Hoffman, M. L. (2007). The origins of empathic morality in toddlerhood. In C. A. Brownell & C. B. Kopp (Eds.), Socioemotional development in the toddler years: Transitions and transformations (pp. 132–145). New York: Guilford Press.
Moore, C. (2007). Understanding self and others in the second year. In C. A. Brownell & C. B. Kopp (Eds.), Socioemotional development in the toddler years: Transitions and transformations (pp. 43–65). New York: Guilford Press.
Mullen, E. (1995). The Mullen scales of early learning. Circle Pines: American Guidance Service.
Nichols, S., Svetlova, M., & Brownell, C. (2009). The role of social understanding and empathic disposition in young children’s responsiveness to distress in parents and peers. Cognition, Brain, Behavior: An Interdisciplinary Journal, 4, 448–478.
Nichols, S., Svetlova, M., & Brownell, C. (2015). Toddlers’ responses to infants’ negative emotions.
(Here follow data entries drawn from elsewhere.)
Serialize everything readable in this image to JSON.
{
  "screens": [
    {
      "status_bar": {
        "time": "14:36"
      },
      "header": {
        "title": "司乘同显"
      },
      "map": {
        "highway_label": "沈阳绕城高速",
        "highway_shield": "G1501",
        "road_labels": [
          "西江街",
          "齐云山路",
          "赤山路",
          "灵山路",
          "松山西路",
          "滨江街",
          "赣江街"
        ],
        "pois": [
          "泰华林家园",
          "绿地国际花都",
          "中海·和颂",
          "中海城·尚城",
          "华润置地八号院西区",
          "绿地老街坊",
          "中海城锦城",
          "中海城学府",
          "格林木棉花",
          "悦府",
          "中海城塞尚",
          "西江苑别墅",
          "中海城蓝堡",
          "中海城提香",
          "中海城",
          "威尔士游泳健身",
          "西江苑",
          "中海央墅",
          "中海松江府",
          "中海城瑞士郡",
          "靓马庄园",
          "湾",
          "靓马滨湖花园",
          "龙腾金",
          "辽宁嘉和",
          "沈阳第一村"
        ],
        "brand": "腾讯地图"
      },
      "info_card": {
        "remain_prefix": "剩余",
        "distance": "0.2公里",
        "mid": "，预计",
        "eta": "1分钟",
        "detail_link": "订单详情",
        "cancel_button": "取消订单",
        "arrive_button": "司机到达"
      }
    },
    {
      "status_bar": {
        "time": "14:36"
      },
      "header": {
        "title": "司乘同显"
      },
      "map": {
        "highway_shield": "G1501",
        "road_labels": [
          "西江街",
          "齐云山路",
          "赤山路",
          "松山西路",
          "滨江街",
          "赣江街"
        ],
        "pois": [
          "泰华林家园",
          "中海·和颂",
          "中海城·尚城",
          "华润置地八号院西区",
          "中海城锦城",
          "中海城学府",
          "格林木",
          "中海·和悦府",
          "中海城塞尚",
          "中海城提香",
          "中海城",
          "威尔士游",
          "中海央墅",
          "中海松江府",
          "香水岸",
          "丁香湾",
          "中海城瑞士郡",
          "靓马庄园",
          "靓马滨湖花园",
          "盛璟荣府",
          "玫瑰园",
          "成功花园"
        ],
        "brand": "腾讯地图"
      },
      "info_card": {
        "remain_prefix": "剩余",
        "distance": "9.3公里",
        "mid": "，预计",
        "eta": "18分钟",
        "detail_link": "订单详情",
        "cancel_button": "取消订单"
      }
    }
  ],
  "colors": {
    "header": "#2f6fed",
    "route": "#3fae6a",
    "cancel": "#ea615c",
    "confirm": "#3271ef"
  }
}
Infancy, 20(1), 70–97. CrossRef
Roth-Hania, R., Davidov, M., & Zahn-Waxler, C. (2011). Empathy development from 8 to 16 months: Early signs of concern for others. Infant Behavior and Development, 34, 447–458. CrossRef
Rutter, M., Bailey, A., & Lord, C. (2003). Social Communication Questionnaire. Los Angeles: Western Psychological Services.
Spinrad, T. L., & Stifter, C. A. (2006). Toddlers’ empathy-related responding to distress: Predictions from negative emotionality and maternal behavior in infancy. Infancy, 10, 97–121. CrossRef
Stipek, D. J., Gralinski, J. H., & Kopp, C. B. (1990). Self-concept development in the toddler years. Developmental Psychology, 26, 972–977. CrossRef
Zahn-Waxler, C., Radke-Yarrow, M., Wagner, E., & Chapman, M. (1992). Development of concern for others. Developmental Psychology, 28, 126–136. CrossRef
- Concern for Another’s Distress in Toddlers at High and Low Genetic Risk for Autism Spectrum Disorder
Susan B. Campbell
Nina B. Leezenbaum
Emily N. Schmidt
Taylor N. Day
Celia A. Brownell
- Springer US